> [PROBLEM TO WORK ON]
Reproduce the whole listing, keeping every character the same.

:: DATASET ENTRIES

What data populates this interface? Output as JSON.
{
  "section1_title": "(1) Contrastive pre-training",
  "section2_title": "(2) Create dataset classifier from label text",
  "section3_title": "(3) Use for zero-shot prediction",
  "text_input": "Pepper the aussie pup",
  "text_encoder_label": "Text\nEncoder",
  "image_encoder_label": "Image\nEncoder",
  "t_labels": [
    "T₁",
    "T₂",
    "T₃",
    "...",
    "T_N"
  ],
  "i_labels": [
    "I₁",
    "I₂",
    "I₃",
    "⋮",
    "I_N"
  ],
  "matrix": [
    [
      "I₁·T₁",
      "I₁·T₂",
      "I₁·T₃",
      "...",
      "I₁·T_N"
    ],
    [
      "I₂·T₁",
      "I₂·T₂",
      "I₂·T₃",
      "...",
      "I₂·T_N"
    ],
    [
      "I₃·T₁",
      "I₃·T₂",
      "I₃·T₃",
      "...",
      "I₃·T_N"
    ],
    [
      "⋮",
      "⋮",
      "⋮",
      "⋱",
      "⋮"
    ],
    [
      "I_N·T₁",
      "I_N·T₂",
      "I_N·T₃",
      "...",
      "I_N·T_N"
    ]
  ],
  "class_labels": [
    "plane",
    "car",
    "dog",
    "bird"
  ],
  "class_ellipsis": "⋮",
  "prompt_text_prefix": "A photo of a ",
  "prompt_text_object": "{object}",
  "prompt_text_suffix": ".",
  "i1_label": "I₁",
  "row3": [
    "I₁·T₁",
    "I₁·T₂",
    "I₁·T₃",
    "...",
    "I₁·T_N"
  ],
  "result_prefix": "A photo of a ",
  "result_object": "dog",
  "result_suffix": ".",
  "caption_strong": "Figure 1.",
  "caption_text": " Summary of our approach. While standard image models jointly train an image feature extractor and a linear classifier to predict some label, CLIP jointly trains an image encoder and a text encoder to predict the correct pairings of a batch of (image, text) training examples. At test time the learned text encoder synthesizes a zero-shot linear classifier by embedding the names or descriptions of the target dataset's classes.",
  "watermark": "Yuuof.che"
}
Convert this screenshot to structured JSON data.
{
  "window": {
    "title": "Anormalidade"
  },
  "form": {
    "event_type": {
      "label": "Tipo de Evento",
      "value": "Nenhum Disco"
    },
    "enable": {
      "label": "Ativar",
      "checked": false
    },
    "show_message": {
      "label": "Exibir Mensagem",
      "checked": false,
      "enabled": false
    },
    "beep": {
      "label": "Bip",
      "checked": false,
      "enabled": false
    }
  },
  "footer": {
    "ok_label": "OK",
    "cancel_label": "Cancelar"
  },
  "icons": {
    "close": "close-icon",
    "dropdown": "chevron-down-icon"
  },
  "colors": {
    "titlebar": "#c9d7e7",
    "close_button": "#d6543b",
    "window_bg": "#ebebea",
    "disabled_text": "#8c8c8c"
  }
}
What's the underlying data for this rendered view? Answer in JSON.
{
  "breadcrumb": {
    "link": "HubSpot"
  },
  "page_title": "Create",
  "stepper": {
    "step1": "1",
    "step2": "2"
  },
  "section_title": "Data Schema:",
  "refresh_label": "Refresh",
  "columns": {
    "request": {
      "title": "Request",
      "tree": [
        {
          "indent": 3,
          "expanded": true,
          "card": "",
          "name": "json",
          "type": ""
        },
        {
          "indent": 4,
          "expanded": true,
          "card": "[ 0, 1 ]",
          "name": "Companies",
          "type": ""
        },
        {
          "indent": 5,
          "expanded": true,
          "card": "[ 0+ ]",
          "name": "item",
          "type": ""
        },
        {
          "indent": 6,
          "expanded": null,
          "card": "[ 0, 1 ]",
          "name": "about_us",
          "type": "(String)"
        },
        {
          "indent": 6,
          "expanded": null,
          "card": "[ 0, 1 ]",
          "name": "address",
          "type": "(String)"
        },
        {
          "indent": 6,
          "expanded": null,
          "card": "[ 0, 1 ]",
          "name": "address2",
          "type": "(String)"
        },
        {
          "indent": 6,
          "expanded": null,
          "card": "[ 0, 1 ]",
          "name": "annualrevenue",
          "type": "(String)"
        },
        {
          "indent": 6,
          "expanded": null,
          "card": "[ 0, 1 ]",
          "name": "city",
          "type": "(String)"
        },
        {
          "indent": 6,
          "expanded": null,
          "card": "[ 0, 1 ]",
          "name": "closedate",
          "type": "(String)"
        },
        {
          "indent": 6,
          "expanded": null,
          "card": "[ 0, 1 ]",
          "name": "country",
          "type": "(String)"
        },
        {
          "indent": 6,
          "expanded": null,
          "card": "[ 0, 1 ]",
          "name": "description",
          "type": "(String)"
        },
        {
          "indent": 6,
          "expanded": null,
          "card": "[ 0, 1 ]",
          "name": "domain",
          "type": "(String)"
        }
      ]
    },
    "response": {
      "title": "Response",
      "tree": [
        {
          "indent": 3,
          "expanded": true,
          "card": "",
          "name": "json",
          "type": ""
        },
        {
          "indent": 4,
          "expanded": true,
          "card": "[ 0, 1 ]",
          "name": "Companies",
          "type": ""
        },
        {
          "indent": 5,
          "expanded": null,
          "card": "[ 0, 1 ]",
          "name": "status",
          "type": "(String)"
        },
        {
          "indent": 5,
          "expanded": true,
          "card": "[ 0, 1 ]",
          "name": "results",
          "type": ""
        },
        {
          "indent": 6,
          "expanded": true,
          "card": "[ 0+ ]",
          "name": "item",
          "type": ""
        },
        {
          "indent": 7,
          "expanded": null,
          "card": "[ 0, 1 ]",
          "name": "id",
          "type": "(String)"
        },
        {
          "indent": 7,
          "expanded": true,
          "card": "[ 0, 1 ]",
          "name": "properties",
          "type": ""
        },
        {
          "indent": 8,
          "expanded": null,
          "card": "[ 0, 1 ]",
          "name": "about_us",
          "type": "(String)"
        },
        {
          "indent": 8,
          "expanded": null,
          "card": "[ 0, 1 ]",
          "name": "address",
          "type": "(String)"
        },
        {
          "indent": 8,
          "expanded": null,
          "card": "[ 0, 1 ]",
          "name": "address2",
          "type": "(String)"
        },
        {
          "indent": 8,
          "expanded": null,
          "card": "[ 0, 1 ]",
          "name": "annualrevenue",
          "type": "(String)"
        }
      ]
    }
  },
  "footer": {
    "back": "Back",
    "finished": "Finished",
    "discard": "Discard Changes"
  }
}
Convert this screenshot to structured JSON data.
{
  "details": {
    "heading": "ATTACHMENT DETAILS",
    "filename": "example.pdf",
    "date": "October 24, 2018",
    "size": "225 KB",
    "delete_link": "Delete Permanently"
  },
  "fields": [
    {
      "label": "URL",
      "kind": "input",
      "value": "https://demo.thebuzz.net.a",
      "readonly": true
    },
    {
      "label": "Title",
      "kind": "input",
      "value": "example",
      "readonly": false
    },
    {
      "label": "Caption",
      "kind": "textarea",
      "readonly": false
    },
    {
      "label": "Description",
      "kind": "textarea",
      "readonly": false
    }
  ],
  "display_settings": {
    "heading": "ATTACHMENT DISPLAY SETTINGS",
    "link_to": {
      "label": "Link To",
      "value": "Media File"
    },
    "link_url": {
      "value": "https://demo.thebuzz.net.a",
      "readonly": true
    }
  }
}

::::

> [RESPONSE BOX]
What data populates this interface? Output as JSON.
{
  "section1_title": "(1) Contrastive pre-training",
  "section2_title": "(2) Create dataset classifier from label text",
  "section3_title": "(3) Use for zero-shot prediction",
  "text_input": "Pepper the aussie pup",
  "text_encoder_label": "Text\nEncoder",
  "image_encoder_label": "Image\nEncoder",
  "t_labels": [
    "T₁",
    "T₂",
    "T₃",
    "...",
    "T_N"
  ],
  "i_labels": [
    "I₁",
    "I₂",
    "I₃",
    "⋮",
    "I_N"
  ],
  "matrix": [
    [
      "I₁·T₁",
      "I₁·T₂",
      "I₁·T₃",
      "...",
      "I₁·T_N"
    ],
    [
      "I₂·T₁",
      "I₂·T₂",
      "I₂·T₃",
      "...",
      "I₂·T_N"
    ],
    [
      "I₃·T₁",
      "I₃·T₂",
      "I₃·T₃",
      "...",
      "I₃·T_N"
    ],
    [
      "⋮",
      "⋮",
      "⋮",
      "⋱",
      "⋮"
    ],
    [
      "I_N·T₁",
      "I_N·T₂",
      "I_N·T₃",
      "...",
      "I_N·T_N"
    ]
  ],
  "class_labels": [
    "plane",
    "car",
    "dog",
    "bird"
  ],
  "class_ellipsis": "⋮",
  "prompt_text_prefix": "A photo of a ",
  "prompt_text_object": "{object}",
  "prompt_text_suffix": ".",
  "i1_label": "I₁",
  "row3": [
    "I₁·T₁",
    "I₁·T₂",
    "I₁·T₃",
    "...",
    "I₁·T_N"
  ],
  "result_prefix": "A photo of a ",
  "result_object": "dog",
  "result_suffix": ".",
  "caption_strong": "Figure 1.",
  "caption_text": " Summary of our approach. While standard image models jointly train an image feature extractor and a linear classifier to predict some label, CLIP jointly trains an image encoder and a text encoder to predict the correct pairings of a batch of (image, text) training examples. At test time the learned text encoder synthesizes a zero-shot linear classifier by embedding the names or descriptions of the target dataset's classes.",
  "watermark": "Yuuof.che"
}
Convert this screenshot to structured JSON data.
{
  "window": {
    "title": "Anormalidade"
  },
  "form": {
    "event_type": {
      "label": "Tipo de Evento",
      "value": "Nenhum Disco"
    },
    "enable": {
      "label": "Ativar",
      "checked": false
    },
    "show_message": {
      "label": "Exibir Mensagem",
      "checked": false,
      "enabled": false
    },
    "beep": {
      "label": "Bip",
      "checked": false,
      "enabled": false
    }
  },
  "footer": {
    "ok_label": "OK",
    "cancel_label": "Cancelar"
  },
  "icons": {
    "close": "close-icon",
    "dropdown": "chevron-down-icon"
  },
  "colors": {
    "titlebar": "#c9d7e7",
    "close_button": "#d6543b",
    "window_bg": "#ebebea",
    "disabled_text": "#8c8c8c"
  }
}
What's the underlying data for this rendered view? Answer in JSON.
{
  "breadcrumb": {
    "link": "HubSpot"
  },
  "page_title": "Create",
  "stepper": {
    "step1": "1",
    "step2": "2"
  },
  "section_title": "Data Schema:",
  "refresh_label": "Refresh",
  "columns": {
    "request": {
      "title": "Request",
      "tree": [
        {
          "indent": 3,
          "expanded": true,
          "card": "",
          "name": "json",
          "type": ""
        },
        {
          "indent": 4,
          "expanded": true,
          "card": "[ 0, 1 ]",
          "name": "Companies",
          "type": ""
        },
        {
          "indent": 5,
          "expanded": true,
          "card": "[ 0+ ]",
          "name": "item",
          "type": ""
        },
        {
          "indent": 6,
          "expanded": null,
          "card": "[ 0, 1 ]",
          "name": "about_us",
          "type": "(String)"
        },
        {
          "indent": 6,
          "expanded": null,
          "card": "[ 0, 1 ]",
          "name": "address",
          "type": "(String)"
        },
        {
          "indent": 6,
          "expanded": null,
          "card": "[ 0, 1 ]",
          "name": "address2",
          "type": "(String)"
        },
        {
          "indent": 6,
          "expanded": null,
          "card": "[ 0, 1 ]",
          "name": "annualrevenue",
          "type": "(String)"
        },
        {
          "indent": 6,
          "expanded": null,
          "card": "[ 0, 1 ]",
          "name": "city",
          "type": "(String)"
        },
        {
          "indent": 6,
          "expanded": null,
          "card": "[ 0, 1 ]",
          "name": "closedate",
          "type": "(String)"
        },
        {
          "indent": 6,
          "expanded": null,
          "card": "[ 0, 1 ]",
          "name": "country",
          "type": "(String)"
        },
        {
          "indent": 6,
          "expanded": null,
          "card": "[ 0, 1 ]",
          "name": "description",
          "type": "(String)"
        },
        {
          "indent": 6,
          "expanded": null,
          "card": "[ 0, 1 ]",
          "name": "domain",
          "type": "(String)"
        }
      ]
    },
    "response": {
      "title": "Response",
      "tree": [
        {
          "indent": 3,
          "expanded": true,
          "card": "",
          "name": "json",
          "type": ""
        },
        {
          "indent": 4,
          "expanded": true,
          "card": "[ 0, 1 ]",
          "name": "Companies",
          "type": ""
        },
        {
          "indent": 5,
          "expanded": null,
          "card": "[ 0, 1 ]",
          "name": "status",
          "type": "(String)"
        },
        {
          "indent": 5,
          "expanded": true,
          "card": "[ 0, 1 ]",
          "name": "results",
          "type": ""
        },
        {
          "indent": 6,
          "expanded": true,
          "card": "[ 0+ ]",
          "name": "item",
          "type": ""
        },
        {
          "indent": 7,
          "expanded": null,
          "card": "[ 0, 1 ]",
          "name": "id",
          "type": "(String)"
        },
        {
          "indent": 7,
          "expanded": true,
          "card": "[ 0, 1 ]",
          "name": "properties",
          "type": ""
        },
        {
          "indent": 8,
          "expanded": null,
          "card": "[ 0, 1 ]",
          "name": "about_us",
          "type": "(String)"
        },
        {
          "indent": 8,
          "expanded": null,
          "card": "[ 0, 1 ]",
          "name": "address",
          "type": "(String)"
        },
        {
          "indent": 8,
          "expanded": null,
          "card": "[ 0, 1 ]",
          "name": "address2",
          "type": "(String)"
        },
        {
          "indent": 8,
          "expanded": null,
          "card": "[ 0, 1 ]",
          "name": "annualrevenue",
          "type": "(String)"
        }
      ]
    }
  },
  "footer": {
    "back": "Back",
    "finished": "Finished",
    "discard": "Discard Changes"
  }
}
Convert this screenshot to structured JSON data.
{
  "details": {
    "heading": "ATTACHMENT DETAILS",
    "filename": "example.pdf",
    "date": "October 24, 2018",
    "size": "225 KB",
    "delete_link": "Delete Permanently"
  },
  "fields": [
    {
      "label": "URL",
      "kind": "input",
      "value": "https://demo.thebuzz.net.a",
      "readonly": true
    },
    {
      "label": "Title",
      "kind": "input",
      "value": "example",
      "readonly": false
    },
    {
      "label": "Caption",
      "kind": "textarea",
      "readonly": false
    },
    {
      "label": "Description",
      "kind": "textarea",
      "readonly": false
    }
  ],
  "display_settings": {
    "heading": "ATTACHMENT DISPLAY SETTINGS",
    "link_to": {
      "label": "Link To",
      "value": "Media File"
    },
    "link_url": {
      "value": "https://demo.thebuzz.net.a",
      "readonly": true
    }
  }
}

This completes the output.